Background: Moderate red wine consumption improved endothelial function in normal volunteers. Herein we explored the effects of moderate red wine consumption in endothelial function and in oxidative stress in patients with an acute coronary syndrome.
Methods: 20 patients treated with percutaneous coronary interventions after an acute coronary syndrome were randomized to a red-wine group (n=9, 250 ml daily, Cabernet Sauvignon) or to a control group (n=11, abstinence from alcoholic beverages). Studies were performed at baseline and after 2 months. Endothelial function was estimated by flow-mediated vasodilatation of the brachial artery. Plasma antioxidant capacity was measured by total antioxidant reactivity and ferric reducing antioxidant power. Oxidative damage was evaluated by measurements of 8-OH deoxyguanosine content in leukocyte deoxyribonucleic acid.
Results: The endothelium dependent/independent dilatation ratio significantly improved compared to baseline in both groups. The 8-OH deoxyguanosine content decreased significantly in both groups; this effect was more pronounced with wine (p<0.002 vs. control). Oxidative deoxyribonucleic acid damage in controls decreased from 13.1+/-1.1 to 10.0+/-1.0 (p<0.003); with wine from 13+/-0.8 to 5.6+/-0.7 per 10(5) guanosines (p<0.001; p<0.002 vs. control). Total antioxidant reactivity increased from 240+/-18 to 268+/-18 microM in the control group and from 273+/-20 to 330+/-15 microM in the wine group (p<0.03 vs. control). Ferric reducing antioxidant power increased from 1106+/-60 to 1235+/-42 microM in the control group and from 1219+/-82 to 1450+/-63 microM in the wine group (p<0.001 vs. control).

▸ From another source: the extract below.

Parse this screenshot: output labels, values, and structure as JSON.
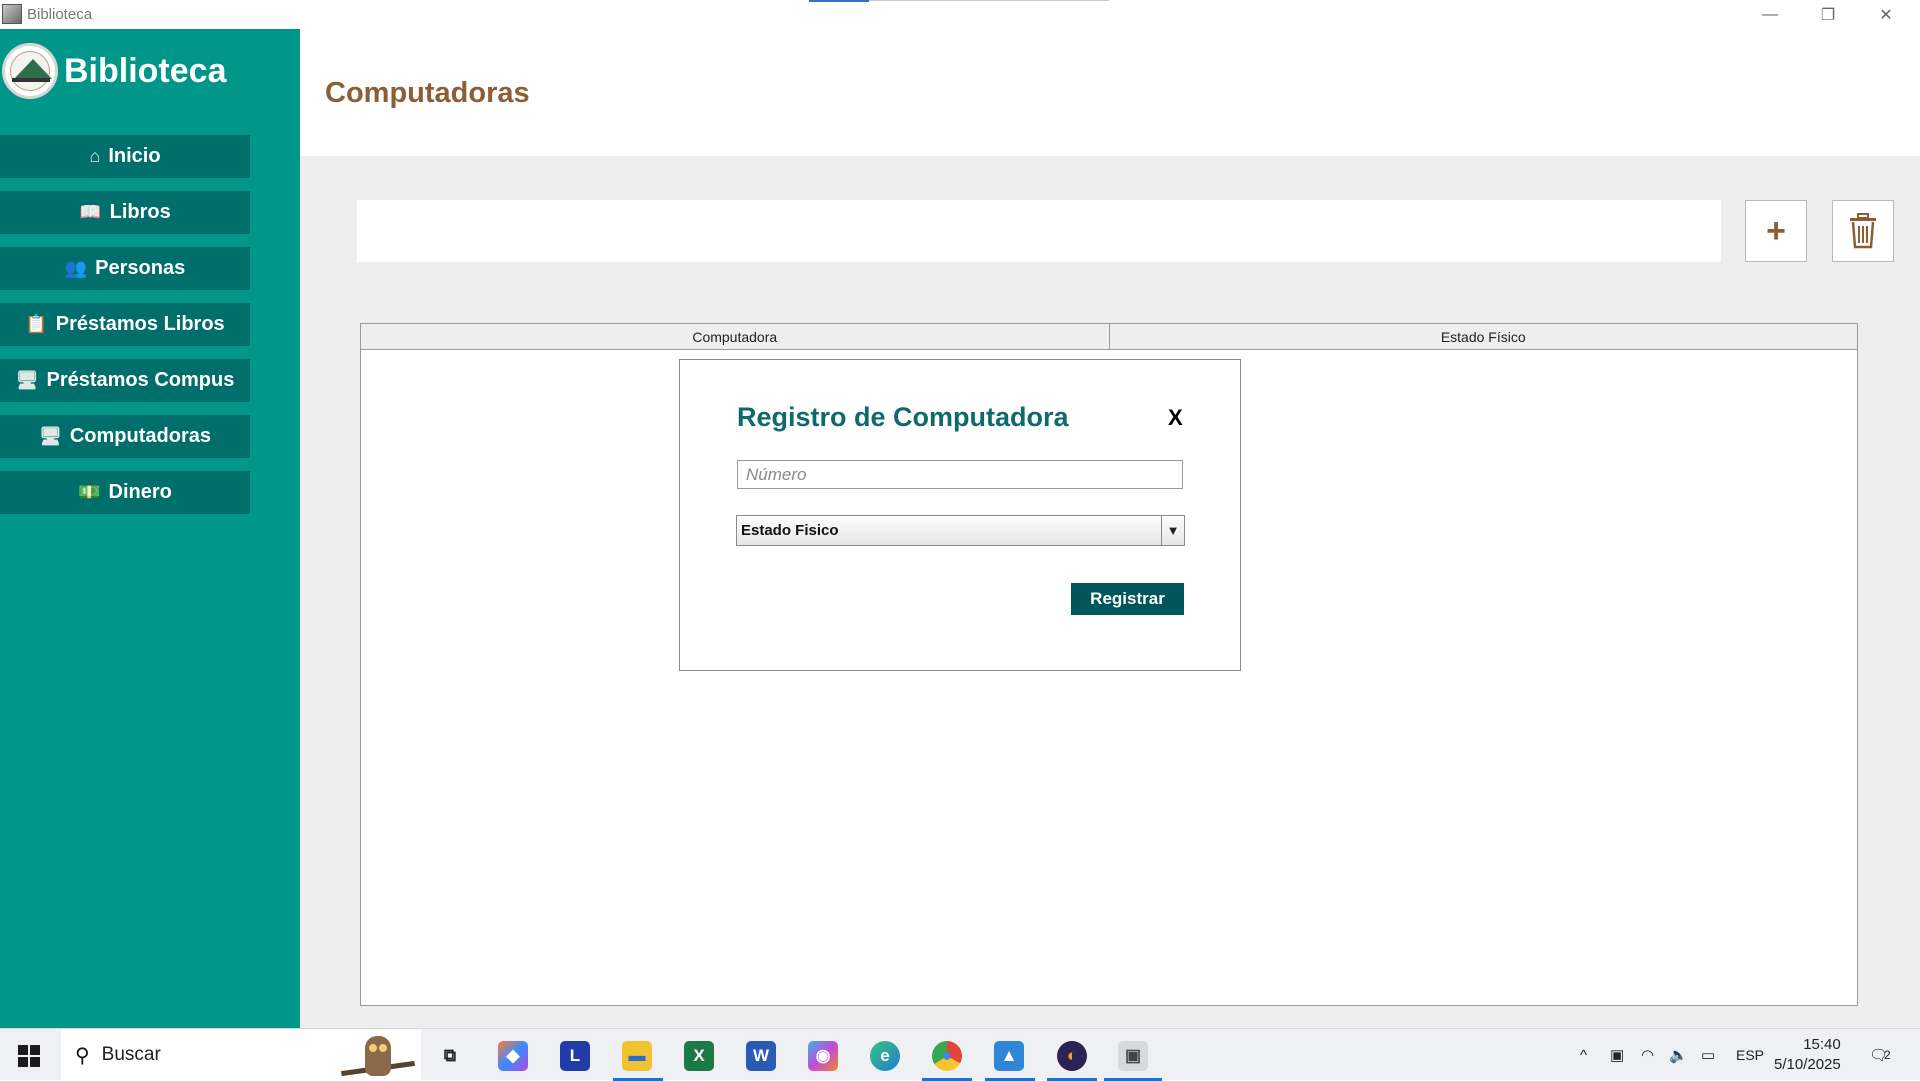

Conclusions: The addition of moderate amounts of red wine did not improve endothelial function beyond conventional therapy, whereas it showed benefits in parameters of oxidative stress in these patients.